I saw two of the most amazing lessons on the olympics last night that I thought apply to everyone on a wellness path.
The first was from a snowboarder Kelly Clark's sports psychologist coach. Not everyone has the financing to afford a sport psychologist coach, so it is very lucky to hear and learn this lesson. The TV anchor was asking her how she stays motivated and how she deals with the pressure. The answer was simple. Her coach gave her two words, "I am." This simply means to stop looking at what everyone else is doing or telling you to do and focus on yourself and who you are and where you want to go. But the coach did not stop there. The coach told her to set a high goal and work very hard to get there.
And this leads to the second lesson. If you read the story about the German figure skating couple's team you will see that their path to gold was anything but easy. They both went through multiple partners over decades and the man had to learn German and pass a really hard citizenship test. Most of the athletes have the most amazing stories about how hard they had to work over years. Adam Rippon, the USA figure skater, is another example. He was willing to sleep in his coach's basement and eat apples because he had no money. He also failed getting on the team the first time around and worked another four years. That is eight years of really hard work. With that kind of work ethic he is already a winner.
When you see someone win the gold, google their story. I bet you will be surprised at the mountain they climbed just for the privelege to compete!
No matter your own goal or wish, write it down. Then be honest with how much work you have to do or what you have to change to get there! And remember the lesson of, "I am."

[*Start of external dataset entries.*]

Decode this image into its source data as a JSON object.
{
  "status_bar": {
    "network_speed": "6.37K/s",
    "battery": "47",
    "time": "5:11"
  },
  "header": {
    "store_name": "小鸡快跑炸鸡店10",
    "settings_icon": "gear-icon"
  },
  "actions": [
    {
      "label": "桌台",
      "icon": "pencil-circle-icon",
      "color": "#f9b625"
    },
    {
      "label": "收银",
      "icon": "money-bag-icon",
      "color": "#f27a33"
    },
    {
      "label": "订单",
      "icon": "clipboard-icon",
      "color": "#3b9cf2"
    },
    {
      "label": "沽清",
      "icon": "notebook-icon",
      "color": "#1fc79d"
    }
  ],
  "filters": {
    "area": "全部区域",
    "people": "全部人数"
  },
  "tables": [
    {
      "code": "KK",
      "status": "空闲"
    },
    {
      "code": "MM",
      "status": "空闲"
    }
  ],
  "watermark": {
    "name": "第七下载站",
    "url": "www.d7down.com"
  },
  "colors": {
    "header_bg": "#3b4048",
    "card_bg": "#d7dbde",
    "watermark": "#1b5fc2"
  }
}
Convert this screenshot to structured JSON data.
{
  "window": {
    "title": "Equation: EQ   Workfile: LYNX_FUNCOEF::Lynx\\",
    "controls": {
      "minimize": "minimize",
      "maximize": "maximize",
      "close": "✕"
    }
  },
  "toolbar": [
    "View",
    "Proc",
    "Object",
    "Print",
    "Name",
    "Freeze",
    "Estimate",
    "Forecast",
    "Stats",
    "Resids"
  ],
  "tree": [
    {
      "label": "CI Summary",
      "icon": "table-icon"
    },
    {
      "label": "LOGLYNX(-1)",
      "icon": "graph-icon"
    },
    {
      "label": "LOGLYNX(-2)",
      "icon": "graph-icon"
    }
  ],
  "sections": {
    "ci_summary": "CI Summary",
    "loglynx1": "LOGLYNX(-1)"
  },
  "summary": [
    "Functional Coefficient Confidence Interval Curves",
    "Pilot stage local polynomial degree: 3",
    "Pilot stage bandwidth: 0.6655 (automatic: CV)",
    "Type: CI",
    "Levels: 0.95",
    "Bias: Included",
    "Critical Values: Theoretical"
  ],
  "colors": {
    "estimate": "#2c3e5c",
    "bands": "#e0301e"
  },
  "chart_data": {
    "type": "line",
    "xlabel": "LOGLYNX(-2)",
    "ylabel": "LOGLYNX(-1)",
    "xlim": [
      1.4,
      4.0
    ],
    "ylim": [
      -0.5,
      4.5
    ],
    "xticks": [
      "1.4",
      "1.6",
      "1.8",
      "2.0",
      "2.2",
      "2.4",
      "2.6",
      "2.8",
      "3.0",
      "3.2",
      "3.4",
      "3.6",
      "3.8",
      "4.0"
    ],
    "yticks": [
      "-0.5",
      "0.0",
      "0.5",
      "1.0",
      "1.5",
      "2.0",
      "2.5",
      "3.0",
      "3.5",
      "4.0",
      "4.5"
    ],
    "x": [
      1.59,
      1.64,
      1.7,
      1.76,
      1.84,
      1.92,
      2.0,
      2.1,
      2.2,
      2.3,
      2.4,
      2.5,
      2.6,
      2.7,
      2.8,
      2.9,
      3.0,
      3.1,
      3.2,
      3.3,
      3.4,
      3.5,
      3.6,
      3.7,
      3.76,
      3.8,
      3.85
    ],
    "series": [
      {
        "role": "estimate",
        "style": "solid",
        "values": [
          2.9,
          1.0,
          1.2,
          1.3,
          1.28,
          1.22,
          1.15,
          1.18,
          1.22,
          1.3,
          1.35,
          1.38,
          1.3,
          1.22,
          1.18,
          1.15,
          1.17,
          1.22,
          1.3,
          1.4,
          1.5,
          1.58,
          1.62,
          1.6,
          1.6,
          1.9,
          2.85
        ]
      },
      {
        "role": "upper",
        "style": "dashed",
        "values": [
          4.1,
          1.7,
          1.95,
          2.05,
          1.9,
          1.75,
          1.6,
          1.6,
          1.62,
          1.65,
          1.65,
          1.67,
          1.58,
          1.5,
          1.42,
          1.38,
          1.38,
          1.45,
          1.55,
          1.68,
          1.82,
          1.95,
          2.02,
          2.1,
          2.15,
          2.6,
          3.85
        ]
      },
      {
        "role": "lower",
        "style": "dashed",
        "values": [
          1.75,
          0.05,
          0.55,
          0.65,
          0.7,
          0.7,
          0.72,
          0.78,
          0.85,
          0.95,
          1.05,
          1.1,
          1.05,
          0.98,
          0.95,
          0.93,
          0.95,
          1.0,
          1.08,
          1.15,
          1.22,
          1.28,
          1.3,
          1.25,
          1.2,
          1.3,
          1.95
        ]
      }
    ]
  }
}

Judy’s passion for cooking began with helping her grandmother make raisin oatmeal for breakfast. From there she earned her first food service job at 15, was accepted to the world famous Culinary Institute of America at 18 (where she graduated second in her class), and went on to the Fachschule Richemont in Switzerland where she focused on pastry arts and baking. But after learning that the quality of a croissant directly varies with how much butter it has, Judy sought to challenge herself by coming up with recipes that were as healthy as they were tasty.
Judy received The Culinary Institute of America’s Pro Chef II certification, the American Culinary Federation Bronze Medal, Gold Medal, and ACF Chef of the Year. Her enthusiasm for eating nutritiously and deliciously leads her to constantly innovate and use the latest in nutritional science to guide her creativity, from putting new twists on fajitas to adapting Italian brownies to include ingredients like toasted nuts and cooked honey. Judy’s publishing company, Food and Health Communications, is dedicated to her vision that everyone can make food that tastes as good as it is for you.